A payment reminder is a letter that a company sends to a customer if he has not paid for a rendered service. As the name implies, it should remind the customer of the due payment, because with a payment reminder, the company assumes that the customer has simply forgotten to settle the account. Therefore this letter is very polite in tone. The customer should never be offended or annoyed by the payment reminder.
The payment reminder has no legal consequences. In Germany, in case of an outstanding, due receivable, it is common practice to send three letters before taking any further action, such as filing a legal dunning procedure or appointing a collection agency. The first letter, in its polite form, is often referred to as a payment reminder, because at that time the company still assumes that the customer did not purposely leave the account outstanding. This reminder letter does not yet have any legal consequence. Usually, it is only in the second letter that a linguistically more matter-of-fact request is made to settle the outstanding account. This second document is then called "dunning". A third letter is usually titled "final reminder". There are no prescribed rules for this. Each company decides for itself which escalation steps to take in the dunning procedure and whether it presents a second letter as another payment reminder - without legal consequence - or a dunning letter, with the result that the debtor is thereby put in default (if he is not already in default according to § 286 German Civil Code).
There is no obligation for the procedure to include three different letters. The debtor is in default of payment no later than the first dunning letter.
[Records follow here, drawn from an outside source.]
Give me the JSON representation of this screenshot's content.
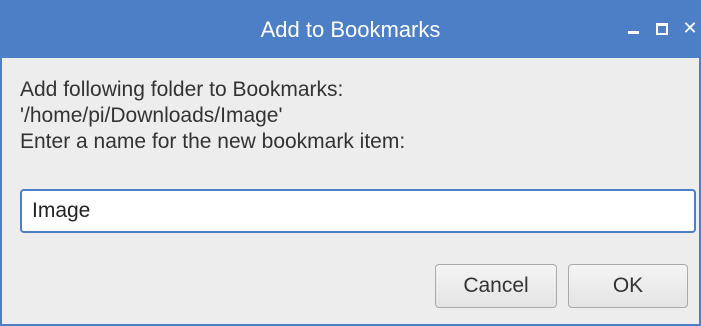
{
  "window": {
    "title": "Add to Bookmarks",
    "controls": {
      "minimize": "minimize-icon",
      "maximize": "maximize-icon",
      "close": "close-icon",
      "close_glyph": "✕"
    },
    "accent_color": "#4d7fc6"
  },
  "message": {
    "line1": "Add following folder to Bookmarks:",
    "line2": "'/home/pi/Downloads/Image'",
    "line3": "Enter a name for the new bookmark item:"
  },
  "name_input": {
    "value": "Image"
  },
  "buttons": {
    "cancel_label": "Cancel",
    "ok_label": "OK"
  }
}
On the one hand, this justifies further measures. On the other hand, the debtor is obligated to compensate the creditor for the damages caused by default (§§ 280, 286 BGB) from the moment he defaults. Incidentally, a debtor can default even without any dunning (§ 286 BGB). This applies if a payment period is specified on the invoice or has been contractually agreed upon. If the debtor has not paid the full invoice due for services rendered before the deadline, he is already in default of payment. The debtor is in default of payment no later than 30 days after the due date and receipt of an invoice or equivalent payment schedule with a corresponding note. From a legal point of view, no dunning is required in this case.
The referenced damages caused by default include dunning costs. If the debtor only defaults with dunning, no costs may be charged for this first dunning ("default-based dunning"). However, damages caused by default also include other items, such as interest on the principal claim. All costs arising from the collection of the receivable also count as damages caused by default and must be compensated to the creditor by the debtor. Also, the costs of hiring a collection service provider must ultimately be borne by the debtor. The same applies to all costs arising from a legal dunning procedure. The creditor must first pay the court costs himself (he pays an advance). However, these are later fully incorporated in the ancillary claim.
In this light, it is much better to respond to the friendly payment reminder from a business partner and settle the outstanding account. When a creditor sends a payment reminder, it is purely a gesture of goodwill.
A dunning always contains the following information: outstanding amount of the original invoice and the service rendered. In addition, the invoice number, the date, the recipient, and the sender should be stated. Often, the claiming company also grants its customer a new deadline for the due payment. A polite but definite claim for settlement of the due invoice is also part of a dunning. A dunning does not necessarily have to be sent by post. It can also be send by email.